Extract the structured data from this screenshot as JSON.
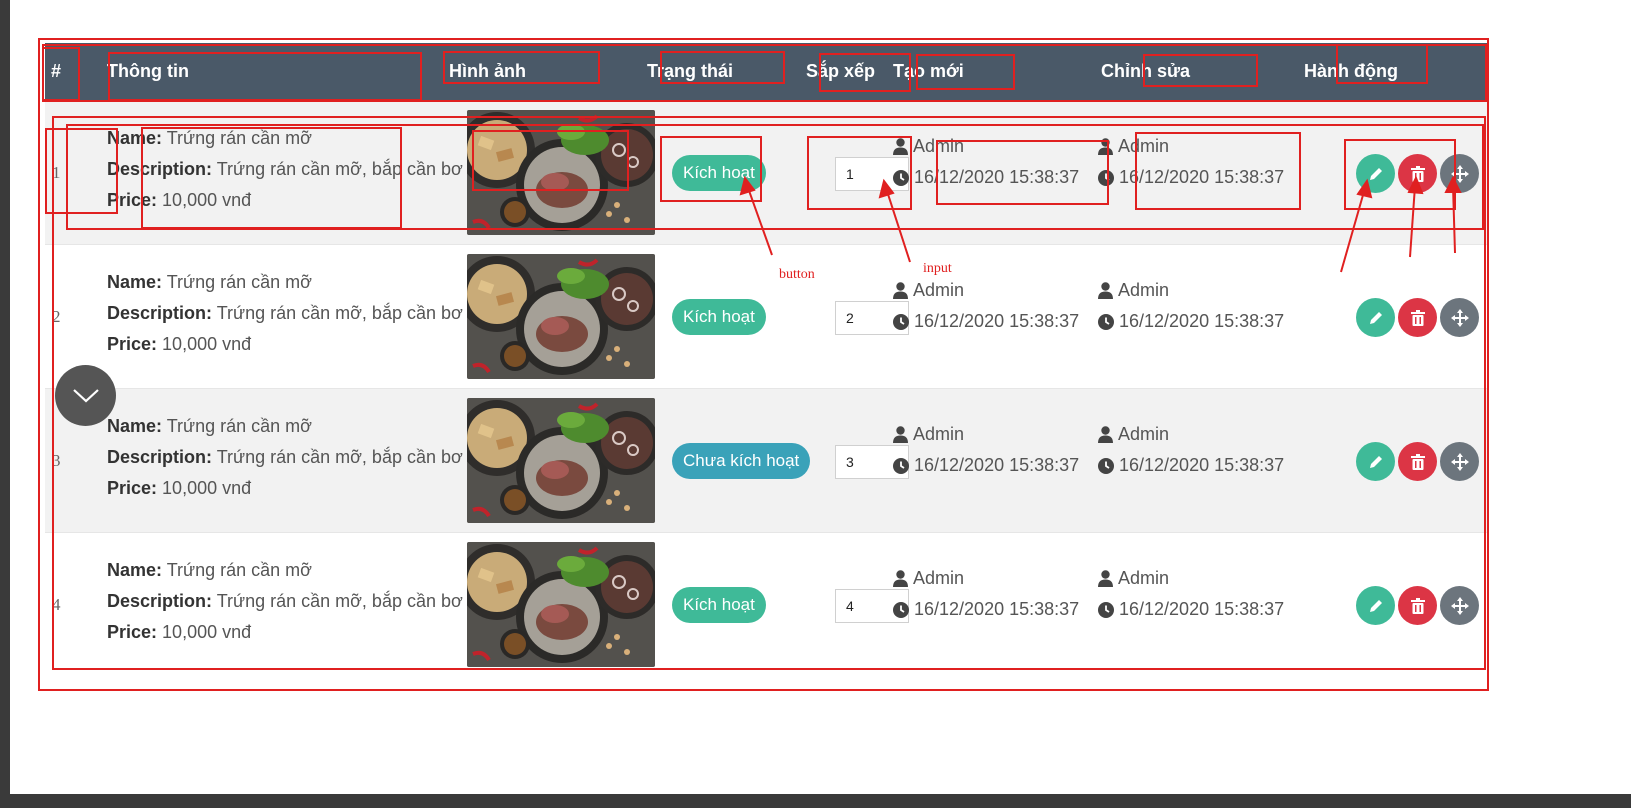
{
  "table": {
    "headers": {
      "index": "#",
      "info": "Thông tin",
      "image": "Hình ảnh",
      "status": "Trạng thái",
      "order": "Sắp xếp",
      "created": "Tạo mới",
      "modified": "Chỉnh sửa",
      "actions": "Hành động"
    },
    "field_labels": {
      "name": "Name:",
      "description": "Description:",
      "price": "Price:"
    },
    "rows": [
      {
        "index": "1",
        "name": "Trứng rán cần mỡ",
        "description": "Trứng rán cần mỡ, bắp cần bơ",
        "price": "10,000 vnđ",
        "status": "Kích hoạt",
        "status_state": "active",
        "order": "1",
        "created_by": "Admin",
        "created_at": "16/12/2020 15:38:37",
        "modified_by": "Admin",
        "modified_at": "16/12/2020 15:38:37"
      },
      {
        "index": "2",
        "name": "Trứng rán cần mỡ",
        "description": "Trứng rán cần mỡ, bắp cần bơ",
        "price": "10,000 vnđ",
        "status": "Kích hoạt",
        "status_state": "active",
        "order": "2",
        "created_by": "Admin",
        "created_at": "16/12/2020 15:38:37",
        "modified_by": "Admin",
        "modified_at": "16/12/2020 15:38:37"
      },
      {
        "index": "3",
        "name": "Trứng rán cần mỡ",
        "description": "Trứng rán cần mỡ, bắp cần bơ",
        "price": "10,000 vnđ",
        "status": "Chưa kích hoạt",
        "status_state": "inactive",
        "order": "3",
        "created_by": "Admin",
        "created_at": "16/12/2020 15:38:37",
        "modified_by": "Admin",
        "modified_at": "16/12/2020 15:38:37"
      },
      {
        "index": "4",
        "name": "Trứng rán cần mỡ",
        "description": "Trứng rán cần mỡ, bắp cần bơ",
        "price": "10,000 vnđ",
        "status": "Kích hoạt",
        "status_state": "active",
        "order": "4",
        "created_by": "Admin",
        "created_at": "16/12/2020 15:38:37",
        "modified_by": "Admin",
        "modified_at": "16/12/2020 15:38:37"
      }
    ]
  },
  "annotations": {
    "button_label": "button",
    "input_label": "input"
  },
  "icons": {
    "user": "user-icon",
    "clock": "clock-icon",
    "edit": "pencil-icon",
    "delete": "trash-icon",
    "move": "move-icon",
    "scroll": "chevron-down-icon"
  },
  "colors": {
    "header_bg": "#4a5968",
    "active": "#3fba98",
    "inactive": "#3aa2b9",
    "delete": "#dc3545",
    "move": "#6c757d",
    "annotation": "#e02020"
  }
}
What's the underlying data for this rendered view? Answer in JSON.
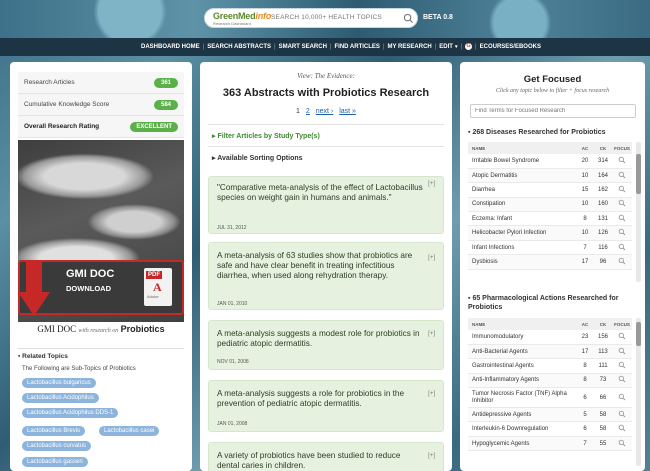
{
  "header": {
    "logo_main": "GreenMed",
    "logo_accent": "info",
    "logo_sub": "Research Dashboard",
    "search_placeholder": "SEARCH 10,000+ HEALTH TOPICS",
    "beta_label": "BETA 0.8"
  },
  "nav": {
    "items": [
      "DASHBOARD HOME",
      "SEARCH ABSTRACTS",
      "SMART SEARCH",
      "FIND ARTICLES",
      "MY RESEARCH",
      "EDIT",
      "ECOURSES/EBOOKS"
    ]
  },
  "stats": [
    {
      "label": "Research Articles",
      "value": "361"
    },
    {
      "label": "Cumulative Knowledge Score",
      "value": "584"
    },
    {
      "label": "Overall Research Rating",
      "value": "EXCELLENT"
    }
  ],
  "gmi": {
    "title": "GMI DOC",
    "sub": "DOWNLOAD",
    "pdf_label": "PDF",
    "adobe": "Adobe",
    "caption_a": "GMI DOC",
    "caption_b": "with research on",
    "caption_c": "Probiotics"
  },
  "related": {
    "heading": "Related Topics",
    "sub": "The Following are Sub-Topics of Probiotics",
    "tags": [
      "Lactobacillus bulgaricus",
      "Lactobacillus Acidophilus",
      "Lactobacillus Acidophilus DDS-1",
      "Lactobacillus Brevis",
      "Lactobacillus curvatus",
      "Lactobacillus casei",
      "Lactobacillus gasseri"
    ]
  },
  "main": {
    "view_label": "View: The Evidence:",
    "title": "363 Abstracts with Probiotics Research",
    "pager": {
      "current": "1",
      "page2": "2",
      "next": "next ›",
      "last": "last »"
    },
    "filter_label": "Filter Articles by Study Type(s)",
    "sort_label": "Available Sorting Options",
    "cards": [
      {
        "text": "\"Comparative meta-analysis of the effect of Lactobacillus species on weight gain in humans and animals.\"",
        "date": "JUL 31, 2012"
      },
      {
        "text": "A meta-analysis of 63 studies show that probiotics are safe and have clear benefit in treating infectitious diarrhea, when used along rehydration therapy.",
        "date": "JAN 01, 2010"
      },
      {
        "text": "A meta-analysis suggests a modest role for probiotics in pediatric atopic dermatitis.",
        "date": "NOV 01, 2008"
      },
      {
        "text": "A meta-analysis suggests a role for probiotics in the prevention of pediatric atopic dermatitis.",
        "date": "JAN 01, 2008"
      },
      {
        "text": "A variety of probiotics have been studied to reduce dental caries in children.",
        "date": ""
      }
    ],
    "plus": "[+]"
  },
  "right": {
    "title": "Get Focused",
    "sub": "Click any topic below to filter + focus research",
    "search_placeholder": "Find Terms for Focused Research",
    "diseases_head": "268 Diseases Researched for Probiotics",
    "pharma_head": "65 Pharmacological Actions Researched for Probiotics",
    "cols": {
      "name": "NAME",
      "ac": "AC",
      "ck": "CK",
      "focus": "FOCUS"
    },
    "diseases": [
      {
        "name": "Irritable Bowel Syndrome",
        "ac": "20",
        "ck": "314"
      },
      {
        "name": "Atopic Dermatitis",
        "ac": "10",
        "ck": "164"
      },
      {
        "name": "Diarrhea",
        "ac": "15",
        "ck": "162"
      },
      {
        "name": "Constipation",
        "ac": "10",
        "ck": "160"
      },
      {
        "name": "Eczema: Infant",
        "ac": "8",
        "ck": "131"
      },
      {
        "name": "Helicobacter Pylori Infection",
        "ac": "10",
        "ck": "126"
      },
      {
        "name": "Infant Infections",
        "ac": "7",
        "ck": "116"
      },
      {
        "name": "Dysbiosis",
        "ac": "17",
        "ck": "96"
      }
    ],
    "pharma": [
      {
        "name": "Immunomodulatory",
        "ac": "23",
        "ck": "156"
      },
      {
        "name": "Anti-Bacterial Agents",
        "ac": "17",
        "ck": "113"
      },
      {
        "name": "Gastrointestinal Agents",
        "ac": "8",
        "ck": "111"
      },
      {
        "name": "Anti-Inflammatory Agents",
        "ac": "8",
        "ck": "73"
      },
      {
        "name": "Tumor Necrosis Factor (TNF) Alpha Inhibitor",
        "ac": "6",
        "ck": "66"
      },
      {
        "name": "Antidepressive Agents",
        "ac": "5",
        "ck": "58"
      },
      {
        "name": "Interleukin-6 Downregulation",
        "ac": "6",
        "ck": "58"
      },
      {
        "name": "Hypoglycemic Agents",
        "ac": "7",
        "ck": "55"
      }
    ]
  },
  "colors": {
    "nav_bg": "#1d3444",
    "accent_green": "#5cb04a",
    "card_bg": "#e6f2df",
    "tag_blue": "#8cb4dc",
    "pdf_red": "#c62828"
  },
  "icons": [
    "search-icon",
    "google-icon",
    "arrow-down-icon",
    "pdf-icon",
    "magnifier-icon",
    "bullet-icon"
  ]
}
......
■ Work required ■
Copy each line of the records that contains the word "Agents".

■ Task answer ■
        "name": "Anti-Bacterial Agents",
        "name": "Gastrointestinal Agents",
        "name": "Anti-Inflammatory Agents",
        "name": "Antidepressive Agents",
        "name": "Hypoglycemic Agents",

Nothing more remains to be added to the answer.